▶ [Description of the task]:
Repeat the data exactly, with every line included.

*** Material for this task Section Begins ***

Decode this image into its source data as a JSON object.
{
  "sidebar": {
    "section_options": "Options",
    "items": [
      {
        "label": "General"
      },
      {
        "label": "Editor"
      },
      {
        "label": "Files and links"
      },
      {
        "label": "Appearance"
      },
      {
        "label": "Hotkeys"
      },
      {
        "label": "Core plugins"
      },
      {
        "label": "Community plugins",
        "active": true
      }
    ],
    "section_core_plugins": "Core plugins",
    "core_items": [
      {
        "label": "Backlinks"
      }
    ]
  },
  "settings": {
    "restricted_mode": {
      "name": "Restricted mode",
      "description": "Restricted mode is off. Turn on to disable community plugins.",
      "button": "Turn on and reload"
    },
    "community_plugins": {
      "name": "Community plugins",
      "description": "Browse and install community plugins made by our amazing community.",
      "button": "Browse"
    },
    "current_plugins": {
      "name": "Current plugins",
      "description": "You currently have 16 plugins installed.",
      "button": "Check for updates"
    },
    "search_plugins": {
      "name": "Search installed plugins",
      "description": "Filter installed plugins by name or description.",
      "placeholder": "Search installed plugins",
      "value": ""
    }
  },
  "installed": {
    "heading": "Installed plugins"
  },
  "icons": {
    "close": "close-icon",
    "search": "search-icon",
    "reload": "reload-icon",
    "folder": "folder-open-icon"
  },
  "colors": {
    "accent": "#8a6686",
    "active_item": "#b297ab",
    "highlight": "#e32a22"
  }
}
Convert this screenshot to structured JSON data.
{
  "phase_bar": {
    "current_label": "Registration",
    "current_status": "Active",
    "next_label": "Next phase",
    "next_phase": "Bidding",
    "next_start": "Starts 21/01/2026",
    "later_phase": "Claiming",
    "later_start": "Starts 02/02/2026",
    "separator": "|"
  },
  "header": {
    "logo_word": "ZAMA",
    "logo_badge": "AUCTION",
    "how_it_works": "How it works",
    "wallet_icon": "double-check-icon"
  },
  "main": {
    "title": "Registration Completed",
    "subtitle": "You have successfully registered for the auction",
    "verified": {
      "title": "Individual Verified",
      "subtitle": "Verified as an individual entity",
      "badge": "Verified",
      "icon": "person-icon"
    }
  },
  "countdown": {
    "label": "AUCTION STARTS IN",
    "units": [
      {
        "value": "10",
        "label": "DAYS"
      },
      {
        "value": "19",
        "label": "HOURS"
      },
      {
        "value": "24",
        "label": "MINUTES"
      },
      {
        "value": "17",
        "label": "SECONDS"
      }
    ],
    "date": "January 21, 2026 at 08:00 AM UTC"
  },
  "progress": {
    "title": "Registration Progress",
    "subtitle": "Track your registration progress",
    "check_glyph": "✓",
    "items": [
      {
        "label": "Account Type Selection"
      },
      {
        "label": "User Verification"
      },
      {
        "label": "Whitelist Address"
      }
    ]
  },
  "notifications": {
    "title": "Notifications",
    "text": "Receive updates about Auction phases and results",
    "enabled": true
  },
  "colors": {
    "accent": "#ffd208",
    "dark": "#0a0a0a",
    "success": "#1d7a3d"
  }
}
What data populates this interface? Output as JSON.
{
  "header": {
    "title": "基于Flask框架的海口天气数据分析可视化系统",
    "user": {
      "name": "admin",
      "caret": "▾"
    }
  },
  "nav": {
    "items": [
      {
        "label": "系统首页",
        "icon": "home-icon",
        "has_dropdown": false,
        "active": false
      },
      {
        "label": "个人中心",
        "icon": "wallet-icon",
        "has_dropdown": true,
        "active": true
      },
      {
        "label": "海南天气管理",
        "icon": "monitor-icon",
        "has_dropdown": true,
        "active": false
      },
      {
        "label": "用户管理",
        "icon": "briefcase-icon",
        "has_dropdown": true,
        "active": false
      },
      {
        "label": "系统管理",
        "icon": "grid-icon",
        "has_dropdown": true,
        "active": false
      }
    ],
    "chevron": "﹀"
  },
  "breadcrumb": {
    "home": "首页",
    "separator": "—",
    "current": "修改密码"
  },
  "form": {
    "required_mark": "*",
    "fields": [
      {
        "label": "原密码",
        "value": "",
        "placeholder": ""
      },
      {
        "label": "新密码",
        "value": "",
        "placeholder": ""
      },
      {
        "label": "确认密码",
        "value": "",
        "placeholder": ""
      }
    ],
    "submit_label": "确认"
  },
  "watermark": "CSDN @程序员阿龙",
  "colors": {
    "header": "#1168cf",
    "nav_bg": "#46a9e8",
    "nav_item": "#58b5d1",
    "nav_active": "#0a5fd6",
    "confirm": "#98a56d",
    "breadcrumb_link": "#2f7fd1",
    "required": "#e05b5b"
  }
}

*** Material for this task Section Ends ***

▶ [Task solution]:
Decode this image into its source data as a JSON object.
{
  "sidebar": {
    "section_options": "Options",
    "items": [
      {
        "label": "General"
      },
      {
        "label": "Editor"
      },
      {
        "label": "Files and links"
      },
      {
        "label": "Appearance"
      },
      {
        "label": "Hotkeys"
      },
      {
        "label": "Core plugins"
      },
      {
        "label": "Community plugins",
        "active": true
      }
    ],
    "section_core_plugins": "Core plugins",
    "core_items": [
      {
        "label": "Backlinks"
      }
    ]
  },
  "settings": {
    "restricted_mode": {
      "name": "Restricted mode",
      "description": "Restricted mode is off. Turn on to disable community plugins.",
      "button": "Turn on and reload"
    },
    "community_plugins": {
      "name": "Community plugins",
      "description": "Browse and install community plugins made by our amazing community.",
      "button": "Browse"
    },
    "current_plugins": {
      "name": "Current plugins",
      "description": "You currently have 16 plugins installed.",
      "button": "Check for updates"
    },
    "search_plugins": {
      "name": "Search installed plugins",
      "description": "Filter installed plugins by name or description.",
      "placeholder": "Search installed plugins",
      "value": ""
    }
  },
  "installed": {
    "heading": "Installed plugins"
  },
  "icons": {
    "close": "close-icon",
    "search": "search-icon",
    "reload": "reload-icon",
    "folder": "folder-open-icon"
  },
  "colors": {
    "accent": "#8a6686",
    "active_item": "#b297ab",
    "highlight": "#e32a22"
  }
}
Convert this screenshot to structured JSON data.
{
  "phase_bar": {
    "current_label": "Registration",
    "current_status": "Active",
    "next_label": "Next phase",
    "next_phase": "Bidding",
    "next_start": "Starts 21/01/2026",
    "later_phase": "Claiming",
    "later_start": "Starts 02/02/2026",
    "separator": "|"
  },
  "header": {
    "logo_word": "ZAMA",
    "logo_badge": "AUCTION",
    "how_it_works": "How it works",
    "wallet_icon": "double-check-icon"
  },
  "main": {
    "title": "Registration Completed",
    "subtitle": "You have successfully registered for the auction",
    "verified": {
      "title": "Individual Verified",
      "subtitle": "Verified as an individual entity",
      "badge": "Verified",
      "icon": "person-icon"
    }
  },
  "countdown": {
    "label": "AUCTION STARTS IN",
    "units": [
      {
        "value": "10",
        "label": "DAYS"
      },
      {
        "value": "19",
        "label": "HOURS"
      },
      {
        "value": "24",
        "label": "MINUTES"
      },
      {
        "value": "17",
        "label": "SECONDS"
      }
    ],
    "date": "January 21, 2026 at 08:00 AM UTC"
  },
  "progress": {
    "title": "Registration Progress",
    "subtitle": "Track your registration progress",
    "check_glyph": "✓",
    "items": [
      {
        "label": "Account Type Selection"
      },
      {
        "label": "User Verification"
      },
      {
        "label": "Whitelist Address"
      }
    ]
  },
  "notifications": {
    "title": "Notifications",
    "text": "Receive updates about Auction phases and results",
    "enabled": true
  },
  "colors": {
    "accent": "#ffd208",
    "dark": "#0a0a0a",
    "success": "#1d7a3d"
  }
}
What data populates this interface? Output as JSON.
{
  "header": {
    "title": "基于Flask框架的海口天气数据分析可视化系统",
    "user": {
      "name": "admin",
      "caret": "▾"
    }
  },
  "nav": {
    "items": [
      {
        "label": "系统首页",
        "icon": "home-icon",
        "has_dropdown": false,
        "active": false
      },
      {
        "label": "个人中心",
        "icon": "wallet-icon",
        "has_dropdown": true,
        "active": true
      },
      {
        "label": "海南天气管理",
        "icon": "monitor-icon",
        "has_dropdown": true,
        "active": false
      },
      {
        "label": "用户管理",
        "icon": "briefcase-icon",
        "has_dropdown": true,
        "active": false
      },
      {
        "label": "系统管理",
        "icon": "grid-icon",
        "has_dropdown": true,
        "active": false
      }
    ],
    "chevron": "﹀"
  },
  "breadcrumb": {
    "home": "首页",
    "separator": "—",
    "current": "修改密码"
  },
  "form": {
    "required_mark": "*",
    "fields": [
      {
        "label": "原密码",
        "value": "",
        "placeholder": ""
      },
      {
        "label": "新密码",
        "value": "",
        "placeholder": ""
      },
      {
        "label": "确认密码",
        "value": "",
        "placeholder": ""
      }
    ],
    "submit_label": "确认"
  },
  "watermark": "CSDN @程序员阿龙",
  "colors": {
    "header": "#1168cf",
    "nav_bg": "#46a9e8",
    "nav_item": "#58b5d1",
    "nav_active": "#0a5fd6",
    "confirm": "#98a56d",
    "breadcrumb_link": "#2f7fd1",
    "required": "#e05b5b"
  }
}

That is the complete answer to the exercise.